Monday, June 26, 2006

3. The Biblical Doctrine of Election emphasises Union with Christ

While Karl Barth draws entirely false conclusions from Scripture's teaching that election is in Christ, we must not allow this error to detract from this glorious aspect of the doctrine and it is worth dwelling upon the positive side of this truth. Election in Scripture is not an impersonal,
fatalistic form of predestination such as Muslims profess, it is uniquely Christ-centred. As William Perkins put it, "to dreame of any election out of him, is against all sense". Election is in Christ and through Christ.

This is clearly expressed in the Canons of Dordt: "From eternity He has also appointed Christ to be the Mediator and Head of all the elect and the foundation of their salvation." (I.7). The Father first chose Christ to the office of Mediator, and so He is called God's elect, Isa. 42:1. Since the elect were chosen in Christ, it necessarily follows that He was first chosen. Therefore they were predestinated to be conformed to the image of his Son as the "first-born among many brethren" Rom. 8:29. Thomas Goodwin expresses this quaintly: "In the womb of election He, the Head, came out first, and then we, the members".

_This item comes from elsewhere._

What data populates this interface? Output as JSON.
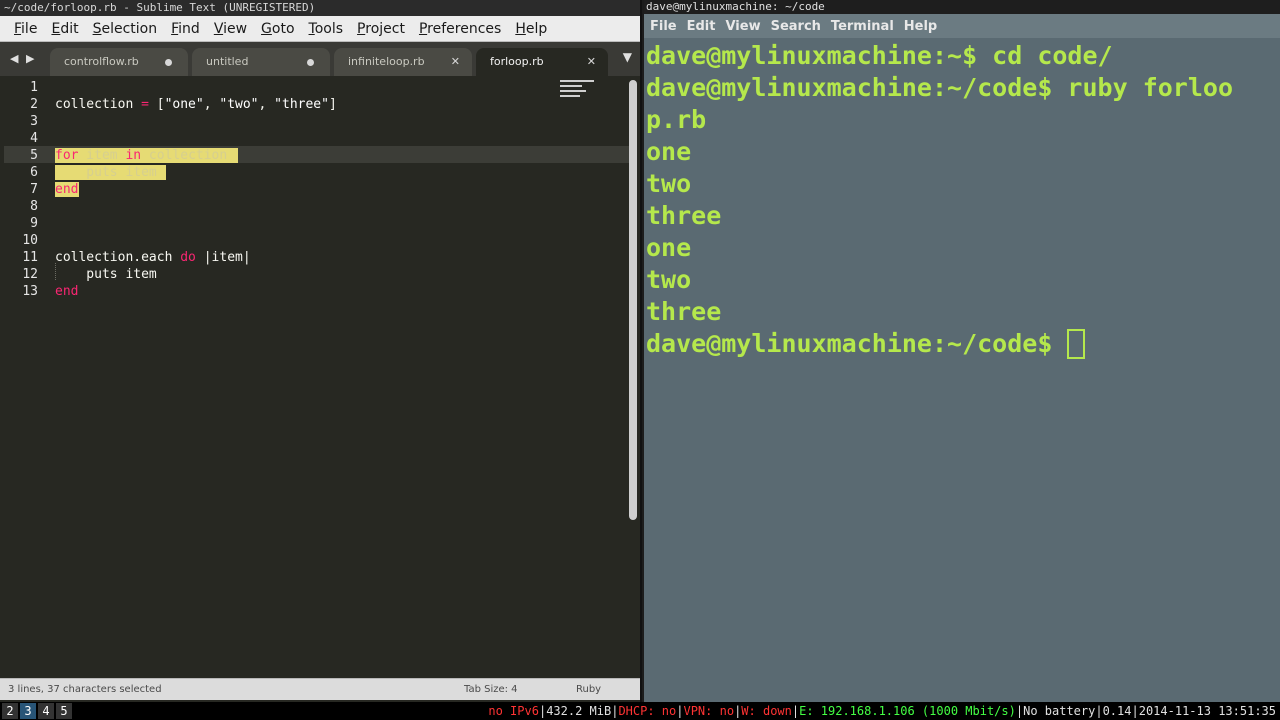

The Lord Jesus Christ was not, as it were, an after thought in relation to election, or simply the means to make the decree of election effectual. AW Pink asserts that Christ was predestinated for higher ends than simply the saving of His people. As the God-Man he was chosen for God Himself to delight in, so that God might behold all His perfections in union with a creature. Being united to the second person of the Godhead, the man Christ Jesus was exalted to a closer union and communion with God than any other so that the Lord speaks of Him as "the man that is my fellow" (Zech. 13:7), and "mine elect, in whom my soul delighteth" (Isa. 42:1).

Calvin referred to Christ as the mirror of our election in two important senses. First, from God's point of view "he must have first looked on our Lord Jesus Christ before he could choose and call us" (Sermons on Ephesians 33). This reflects that Christ was chosen first in order of nature but does not mean that Christ or his merits are the ground or conditions of election. The merits of Christ are the effects and not the causes of election. It was God's free love that sent Christ and therefore he could not be the cause of electing love. It has been well said that election does not find men in Christ, but puts them there.

Second, Calvin says that from our point of view Christ "is the mirror on which we must cast our eyes and look, when we desire to come to the knowledge of our election (Sermons on Ephesians 48)". We are to come to Christ "To whom coming, as unto a living stone, disallowed indeed of men, but chosen of God, and precious, Ye also, as lively stones, are built up a spiritual house" (1 Pet. 2:4-5). We must go to Christ before we seek to be sure of our personal election. It is a grievous error to instruct seekers to be sure of their election before they close in with Christ or instead of closing in with Christ. We must be sure to be in Christ before we can hope to be sure of our election.